# Directions:
Print the records below exactly, omitting all pictures.

# Data records:
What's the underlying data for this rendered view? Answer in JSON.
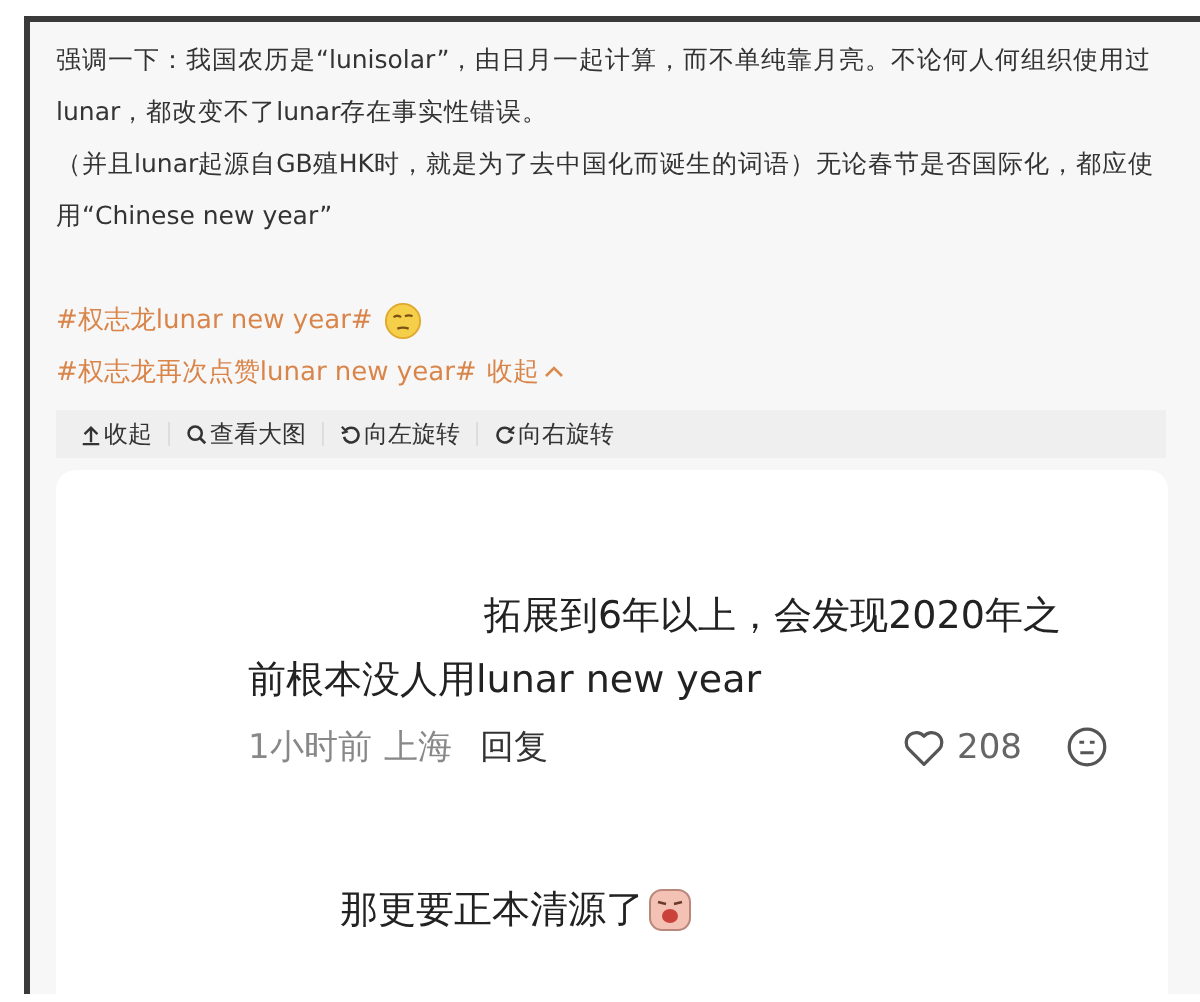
{
  "post": {
    "paragraphs": [
      "强调一下：我国农历是“lunisolar”，由日月一起计算，而不单纯靠月亮。不论何人何组织使用过lunar，都改变不了lunar存在事实性错误。",
      "（并且lunar起源自GB殖HK时，就是为了去中国化而诞生的词语）无论春节是否国际化，都应使用“Chinese new year”"
    ],
    "hashtags": [
      {
        "text": "#权志龙lunar new year#"
      },
      {
        "text": "#权志龙再次点赞lunar new year#",
        "collapse": "收起"
      }
    ]
  },
  "toolbar": [
    {
      "label": "收起"
    },
    {
      "label": "查看大图"
    },
    {
      "label": "向左旋转"
    },
    {
      "label": "向右旋转"
    }
  ],
  "image": {
    "comments": [
      {
        "lines": [
          "拓展到6年以上，会发现2020年之",
          "前根本没人用lunar new year"
        ],
        "time": "1小时前",
        "location": "上海",
        "reply": "回复",
        "likes": "208"
      },
      {
        "lines": [
          "那更要正本清源了"
        ]
      }
    ]
  }
}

# Solved exercise:
What's the underlying data for this rendered view? Answer in JSON.
{
  "post": {
    "paragraphs": [
      "强调一下：我国农历是“lunisolar”，由日月一起计算，而不单纯靠月亮。不论何人何组织使用过lunar，都改变不了lunar存在事实性错误。",
      "（并且lunar起源自GB殖HK时，就是为了去中国化而诞生的词语）无论春节是否国际化，都应使用“Chinese new year”"
    ],
    "hashtags": [
      {
        "text": "#权志龙lunar new year#"
      },
      {
        "text": "#权志龙再次点赞lunar new year#",
        "collapse": "收起"
      }
    ]
  },
  "toolbar": [
    {
      "label": "收起"
    },
    {
      "label": "查看大图"
    },
    {
      "label": "向左旋转"
    },
    {
      "label": "向右旋转"
    }
  ],
  "image": {
    "comments": [
      {
        "lines": [
          "拓展到6年以上，会发现2020年之",
          "前根本没人用lunar new year"
        ],
        "time": "1小时前",
        "location": "上海",
        "reply": "回复",
        "likes": "208"
      },
      {
        "lines": [
          "那更要正本清源了"
        ]
      }
    ]
  }
}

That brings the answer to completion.